"I'm grateful every day that a DNA test could answer my questions"
Sheila Trevett, Louisiana
Sheila Trevett had the surprise of her life when her MyHeritage DNA results came back. She finally uncovered the truth about her real biological father.
For over 23 years, Sheila had been in contact with her birthmother. She was convinced that it was her mother’s long-term boyfriend who was her biological father.
Wanting to learn more about her family history, Sheila took a MyHeritage DNA test. She received a cousin match with someone named Kyle. After discussions with Kyle, Sheila was able to solve who his birth father was, and who was hers.
So all these years I thought I was half German, and a misplaced Yankee raised by Southerners. Well, it turns out, in my estimation, that God knew exactly what he was doing all along, and placed me in a family that strongly matched my genes.
My sister’s mom is very much like my adopted mother Barbara. They both have great taste, a sense of style, and a cleaning standard far above the norm. And on my dad’s side, his grandmother Clevie Pierson’s family is from, you guessed it, Nachitoches, Louisiana. And I’m not going to be surprised if I am at least a distant cousin on either or both on the Cothern or Robinson side.
Sheila reached out to her biological father, Warren, and he was pleased that she got in touch.
My email to Warren a few weeks back was a complete surprise to a 73-year-old guy, but he seems very happy about it.
Warren’s family has been living for generations in Natchitoches, Louisiana. He currently resides in Phoenix and works as an industrial engineer.
Initially, meeting her biological birth father was overwhelming for Sheila.
It’s hard to express my feelings from our first meeting. Here, you’re finally looking at someone in whom you see your family resemblance strongly, and to have that for the first time, at 52, is mind blowing.
She quickly found that the two share similar personalities, a sense of humor, a love of reading and a way of thinking. Warren has a quick wit and logical mind, both of which Sheila can really relate to.
It’s amazing how much of who we are is our genetic predisposition. When I was younger and had just met my birthmother at 30, I would have chalked it up to a 50/50 split on nature vs nurture. At 50, with this new-found knowledge and relationship, I’d give it 80 nature vs. 20 nurture.
Since their initial visit, father and daughter have gotten together several times, getting to know each other a little better each time. Sheila enjoys hearing stories of how Warren grew up in Louisiana, stories of his parents, and what drove them to choose Colorado as their home state.
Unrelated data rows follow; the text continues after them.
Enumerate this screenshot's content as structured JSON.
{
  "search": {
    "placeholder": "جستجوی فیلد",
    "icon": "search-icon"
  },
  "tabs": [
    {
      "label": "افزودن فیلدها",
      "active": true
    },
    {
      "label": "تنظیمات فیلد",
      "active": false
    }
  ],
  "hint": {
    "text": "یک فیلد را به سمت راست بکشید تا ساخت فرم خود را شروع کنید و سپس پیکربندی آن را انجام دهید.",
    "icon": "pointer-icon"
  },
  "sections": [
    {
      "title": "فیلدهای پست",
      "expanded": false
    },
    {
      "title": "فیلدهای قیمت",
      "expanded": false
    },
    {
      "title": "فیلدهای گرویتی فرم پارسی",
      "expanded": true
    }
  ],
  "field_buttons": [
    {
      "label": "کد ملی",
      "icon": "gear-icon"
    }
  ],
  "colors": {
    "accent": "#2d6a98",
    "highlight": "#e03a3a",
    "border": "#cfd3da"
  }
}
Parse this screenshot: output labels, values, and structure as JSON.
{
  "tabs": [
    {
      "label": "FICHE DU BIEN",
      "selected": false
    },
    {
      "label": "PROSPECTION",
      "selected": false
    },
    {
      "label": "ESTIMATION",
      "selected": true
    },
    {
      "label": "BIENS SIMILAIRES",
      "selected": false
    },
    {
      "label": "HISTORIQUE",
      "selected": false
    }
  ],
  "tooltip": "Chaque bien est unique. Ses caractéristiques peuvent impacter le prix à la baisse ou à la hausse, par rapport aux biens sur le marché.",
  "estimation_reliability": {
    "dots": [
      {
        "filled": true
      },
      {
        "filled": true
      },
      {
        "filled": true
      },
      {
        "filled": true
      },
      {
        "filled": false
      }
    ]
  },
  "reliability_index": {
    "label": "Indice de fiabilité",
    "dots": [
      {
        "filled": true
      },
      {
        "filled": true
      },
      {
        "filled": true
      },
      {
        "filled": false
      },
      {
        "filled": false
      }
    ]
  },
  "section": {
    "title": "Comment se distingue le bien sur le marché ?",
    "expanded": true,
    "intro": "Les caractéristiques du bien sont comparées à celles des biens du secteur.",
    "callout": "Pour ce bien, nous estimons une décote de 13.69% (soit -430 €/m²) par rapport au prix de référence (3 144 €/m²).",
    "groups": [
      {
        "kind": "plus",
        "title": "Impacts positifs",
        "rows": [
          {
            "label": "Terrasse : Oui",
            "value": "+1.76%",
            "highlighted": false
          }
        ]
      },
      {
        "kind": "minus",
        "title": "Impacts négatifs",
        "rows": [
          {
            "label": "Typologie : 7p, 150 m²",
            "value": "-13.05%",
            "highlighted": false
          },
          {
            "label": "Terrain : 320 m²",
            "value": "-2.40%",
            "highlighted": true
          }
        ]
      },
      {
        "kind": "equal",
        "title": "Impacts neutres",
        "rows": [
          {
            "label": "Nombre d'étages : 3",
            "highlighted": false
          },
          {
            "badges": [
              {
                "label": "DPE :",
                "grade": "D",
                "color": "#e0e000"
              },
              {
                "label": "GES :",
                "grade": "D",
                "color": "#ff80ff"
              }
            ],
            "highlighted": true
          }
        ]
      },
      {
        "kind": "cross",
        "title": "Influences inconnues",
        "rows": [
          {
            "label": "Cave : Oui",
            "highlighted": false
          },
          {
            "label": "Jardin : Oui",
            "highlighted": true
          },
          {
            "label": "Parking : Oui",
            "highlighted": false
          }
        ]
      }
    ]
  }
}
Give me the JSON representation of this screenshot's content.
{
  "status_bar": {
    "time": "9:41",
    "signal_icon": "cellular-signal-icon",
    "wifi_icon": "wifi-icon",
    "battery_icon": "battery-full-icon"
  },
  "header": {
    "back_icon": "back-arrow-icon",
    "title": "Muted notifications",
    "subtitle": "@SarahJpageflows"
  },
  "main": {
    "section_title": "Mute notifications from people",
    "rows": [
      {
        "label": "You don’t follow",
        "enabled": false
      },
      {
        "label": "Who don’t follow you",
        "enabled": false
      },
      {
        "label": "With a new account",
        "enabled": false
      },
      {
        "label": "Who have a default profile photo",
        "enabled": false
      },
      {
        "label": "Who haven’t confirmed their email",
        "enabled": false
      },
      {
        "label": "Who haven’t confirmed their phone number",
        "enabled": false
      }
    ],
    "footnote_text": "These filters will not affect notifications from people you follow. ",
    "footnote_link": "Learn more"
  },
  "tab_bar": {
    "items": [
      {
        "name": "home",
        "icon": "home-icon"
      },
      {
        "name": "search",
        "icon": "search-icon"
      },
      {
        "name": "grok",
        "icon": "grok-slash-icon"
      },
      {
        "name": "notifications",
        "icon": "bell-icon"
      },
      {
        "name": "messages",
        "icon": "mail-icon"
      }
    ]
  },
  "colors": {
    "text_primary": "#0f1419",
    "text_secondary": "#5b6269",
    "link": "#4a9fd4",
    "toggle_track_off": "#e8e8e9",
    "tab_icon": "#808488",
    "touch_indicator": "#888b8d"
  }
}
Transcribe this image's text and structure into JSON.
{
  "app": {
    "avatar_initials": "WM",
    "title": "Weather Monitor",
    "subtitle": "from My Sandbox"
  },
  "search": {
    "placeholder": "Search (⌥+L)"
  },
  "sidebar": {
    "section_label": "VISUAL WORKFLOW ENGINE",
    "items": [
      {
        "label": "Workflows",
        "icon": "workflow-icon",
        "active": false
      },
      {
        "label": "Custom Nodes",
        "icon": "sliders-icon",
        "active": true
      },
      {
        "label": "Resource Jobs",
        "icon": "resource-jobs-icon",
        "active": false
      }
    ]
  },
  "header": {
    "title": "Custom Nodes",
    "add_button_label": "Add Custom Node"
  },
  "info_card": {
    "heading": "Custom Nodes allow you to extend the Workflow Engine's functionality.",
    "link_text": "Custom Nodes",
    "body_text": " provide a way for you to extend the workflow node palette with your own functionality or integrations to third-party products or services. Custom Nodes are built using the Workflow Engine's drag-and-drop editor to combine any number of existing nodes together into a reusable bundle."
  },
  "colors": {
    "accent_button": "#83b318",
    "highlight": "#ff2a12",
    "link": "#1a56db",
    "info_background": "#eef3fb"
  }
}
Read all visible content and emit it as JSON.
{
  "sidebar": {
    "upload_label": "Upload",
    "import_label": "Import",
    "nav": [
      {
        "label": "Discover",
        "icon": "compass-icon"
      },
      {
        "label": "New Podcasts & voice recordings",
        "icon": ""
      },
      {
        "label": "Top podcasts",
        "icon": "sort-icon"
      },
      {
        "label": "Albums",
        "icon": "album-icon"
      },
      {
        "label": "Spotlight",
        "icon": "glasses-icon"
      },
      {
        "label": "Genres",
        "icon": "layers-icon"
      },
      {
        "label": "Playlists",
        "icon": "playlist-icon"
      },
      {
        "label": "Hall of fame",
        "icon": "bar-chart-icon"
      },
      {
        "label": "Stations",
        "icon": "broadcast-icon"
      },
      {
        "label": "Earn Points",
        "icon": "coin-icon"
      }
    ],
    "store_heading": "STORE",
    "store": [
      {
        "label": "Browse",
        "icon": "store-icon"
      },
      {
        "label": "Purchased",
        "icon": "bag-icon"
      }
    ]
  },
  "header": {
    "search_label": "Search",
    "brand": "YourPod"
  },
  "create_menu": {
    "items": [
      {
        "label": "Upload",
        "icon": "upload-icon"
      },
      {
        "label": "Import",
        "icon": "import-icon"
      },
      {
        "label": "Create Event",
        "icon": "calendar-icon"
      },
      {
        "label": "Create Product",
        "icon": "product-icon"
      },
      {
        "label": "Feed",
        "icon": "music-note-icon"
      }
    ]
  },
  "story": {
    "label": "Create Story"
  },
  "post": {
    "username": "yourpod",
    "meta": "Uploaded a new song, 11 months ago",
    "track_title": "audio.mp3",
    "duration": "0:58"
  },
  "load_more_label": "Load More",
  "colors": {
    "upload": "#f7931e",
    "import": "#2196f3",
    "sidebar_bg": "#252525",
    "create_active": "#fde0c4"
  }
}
This will be an ongoing relationship we build over time. I’m grateful every day that a DNA test could answer my questions.
Sheila also discovered that she had a sister, Julie, who died of leukemia at 14 in 1982. This rung a chord with Sheila, who had experienced a similar loss of a family friend. She empathizes with Warren over losing his daughter as a teenager.
Sheila is just thrilled with her new family connections and is armed with new knowledge about her family’s roots.
All of this just made me know how very much I fit in my family, and just how lucky I am.